I was offered a free copy of this book in return for an unbiased review.
“The boy’s body lay twisted on the stony ground. The observer looked down and was briefly transfixed by the sight of the limp, pixie-faced figure staring up at him with glassy eyes wide open.”
A BLOOD OATH
A DEADLY OUTCOME
1955. The polished veneer of a boys’ boarding school in Northern England masks a cadre of wickedness. Seniors viciously torment any junior they deem unfit. Jonathan Simon, in his first term is warned that there are three monsters in his dorm; seniors Flicker, Sleeth and Tunk, and that the code of conduct mandates no snitching.
Simon befriends two other juniors; pixie-faced Ian Gracey and witty, grossly overweight Arthur Crown. During a cross-country run, the three friends take a short cut and stumble into the cadet rifle range. Corps Sergeant Sleeth puts them through a degrading punishment using human excrement. The three juniors swear a blood oath never to allow another bully to abuse them.
Will this oath be their downfall, or will they make it through the school year? Snitching could have serious consequences but keeping silent will break their blood oath.
As Simon, Gracey and Crown try to survive this perilous journey, the constant threat of harm brings their friendship ever closer…
What I thought
I thought the setting of a boys boarding school was genius. Boarding school is by its very nature is intense as you see the same people day in and day out in a very confined space. It turns every mole hole into a mountain because you don’t have time away and to breathe. Its feels really obvious that the author has experience of a boarding school because he understands the ins and and outs of how it works. The school par itself is often the least interesting because the lessons will be the same as a normal day school, its everything else that makes the school different and a perfect setting for a book like this.
Also it’s worth noting that all boarding school has weird traditions. The fact that the teachers aren’t the ones who handle punishment is odd but isn’t that extreme, especially for the time that it’s set in. The idea that the kids should be responsible and deal with their own problems makes sense for the 50s setting, and in a lot of boarding schools to this day things are settled ‘in house’. In a normal school no one wants to grass to a teacher about something anyway but when you live together and share a dorm that feeling is just increased.
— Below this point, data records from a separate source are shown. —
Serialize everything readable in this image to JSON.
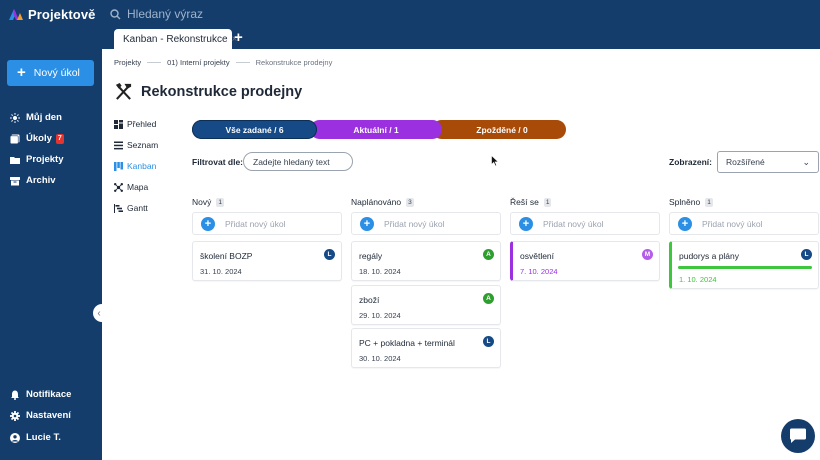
{
  "app": {
    "name": "Projektově"
  },
  "search": {
    "placeholder": "Hledaný výraz"
  },
  "tabs": [
    {
      "label": "Kanban - Rekonstrukce",
      "close": "×"
    }
  ],
  "tab_add": "+",
  "sidebar": {
    "new_task": "Nový úkol",
    "items": [
      {
        "label": "Můj den",
        "icon": "sun-icon"
      },
      {
        "label": "Úkoly",
        "icon": "tasks-icon",
        "badge": "7"
      },
      {
        "label": "Projekty",
        "icon": "folder-icon"
      },
      {
        "label": "Archiv",
        "icon": "archive-icon"
      }
    ],
    "bottom_items": [
      {
        "label": "Notifikace",
        "icon": "bell-icon"
      },
      {
        "label": "Nastavení",
        "icon": "gear-icon"
      },
      {
        "label": "Lucie T.",
        "icon": "user-icon"
      }
    ],
    "collapse": "‹"
  },
  "breadcrumb": [
    "Projekty",
    "01) Interní projekty",
    "Rekonstrukce prodejny"
  ],
  "page": {
    "title": "Rekonstrukce prodejny",
    "icon": "tools-icon"
  },
  "subnav": [
    {
      "label": "Přehled",
      "icon": "overview-icon",
      "active": false
    },
    {
      "label": "Seznam",
      "icon": "list-icon",
      "active": false
    },
    {
      "label": "Kanban",
      "icon": "kanban-icon",
      "active": true
    },
    {
      "label": "Mapa",
      "icon": "map-icon",
      "active": false
    },
    {
      "label": "Gantt",
      "icon": "gantt-icon",
      "active": false
    }
  ],
  "status_pills": [
    {
      "label": "Vše zadané / 6",
      "color": "#164a86"
    },
    {
      "label": "Aktuální / 1",
      "color": "#9b30e0"
    },
    {
      "label": "Zpožděné / 0",
      "color": "#a84a08"
    }
  ],
  "filter": {
    "label": "Filtrovat dle:",
    "placeholder": "Zadejte hledaný text"
  },
  "view": {
    "label": "Zobrazení:",
    "selected": "Rozšířené"
  },
  "add_task_text": "Přidat nový úkol",
  "columns": [
    {
      "title": "Nový",
      "count": "1",
      "cards": [
        {
          "title": "školení BOZP",
          "date": "31. 10. 2024",
          "avatar": "L",
          "avatar_color": "#164a86"
        }
      ]
    },
    {
      "title": "Naplánováno",
      "count": "3",
      "cards": [
        {
          "title": "regály",
          "date": "18. 10. 2024",
          "avatar": "A",
          "avatar_color": "#2e9e2e"
        },
        {
          "title": "zboží",
          "date": "29. 10. 2024",
          "avatar": "A",
          "avatar_color": "#2e9e2e"
        },
        {
          "title": "PC + pokladna + terminál",
          "date": "30. 10. 2024",
          "avatar": "L",
          "avatar_color": "#164a86"
        }
      ]
    },
    {
      "title": "Řeší se",
      "count": "1",
      "cards": [
        {
          "title": "osvětlení",
          "date": "7. 10. 2024",
          "avatar": "M",
          "avatar_color": "#9b30e0",
          "accent": "#9b30e0"
        }
      ]
    },
    {
      "title": "Splněno",
      "count": "1",
      "cards": [
        {
          "title": "pudorys a plány",
          "date": "1. 10. 2024",
          "avatar": "L",
          "avatar_color": "#164a86",
          "accent": "#3ec63e",
          "progress": 1.0
        }
      ]
    }
  ],
  "chat": {
    "icon": "chat-icon"
  }
}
The boarding schools of the day were supposed to turn out ‘fine young men who would be leaders of the country’ so giving them responsibility over punishment as a teen kinda makes sense.
And when I say ALL boarding schools have weird traditions I mean it. I went to one for sixth form ad used to march into lunch 6 days a week with the band playing us in. We would have Sunday’s off but rain or shine we’d be marching, unless it was too we for some of the instruments but that was only for full torrential downpours
Due to the school setting there is a large range of characters of differing ages from roughly 11-16/17.
I did lose track of the various characters and how long they had been in the school, kids would be in cadets from their third term onwards but they due to starting at different times it was hard to remember if they had been at the school long enough. I knew who the three main boys were and the three main older antagonists were but everyone else blended into one. I think this is just because of the number of them and the fact that they are all known by there surnames apart from some of the first years calling each other by first names as a way of rebelling against the system.
There is no doubt that the extreme level of hazing and bullying happening in the school – or at least in Trafalgar house – is not okay. And the teachers seem to just let it go because it’ll ‘turn the boys into proper young men’ and the idea that the older boys had to go through this and the younger ones will get their turns to be doing the hazing in the future. Jonathon Simon is Jewish and has a birthmark on his face so he should expect it.
You never fully get an idea of if the whole school is like that or not, Jonathon does talk to a Jewish boy in a different house who says it doesn’t happen to him. But he very much keeps his head in the sand and when they get jumped on he says it’s never happened before. I like the sense of not knowing if this is the whole school culture or not, I think it probably is but this house is the worst.
Why I read it
I was offered a review copy in return for an unbiased review but I was interested because it’s a tense book set in a 1950’s boys boarding school. Plus the ‘deadly outcome’ sparked my interest.
I thought the genius of this book lies in the understanding of the ins and outs of boarding school. It’s a really intense book with a range of characters that were difficult to keep track of at times but kept your attention from the first page to the last.
Did I enjoy it? Yes
Am I glad I read it? Yup
Would I recommend? It’s definitely one that I would recommend to people who like intense school thrillers
Would I read again? Maybe
Michael L. Lewis was born and raised in England. After preparatory school in London, he was educated at Stowe School, Buckingham. Michael now lives in Los Angeles, California, has a law degree, and writes full-time. He was on the Board of Trustees for several schools and has been a member of the same book club for twenty-five years.
Thanks to Rachel for organising the blog tour!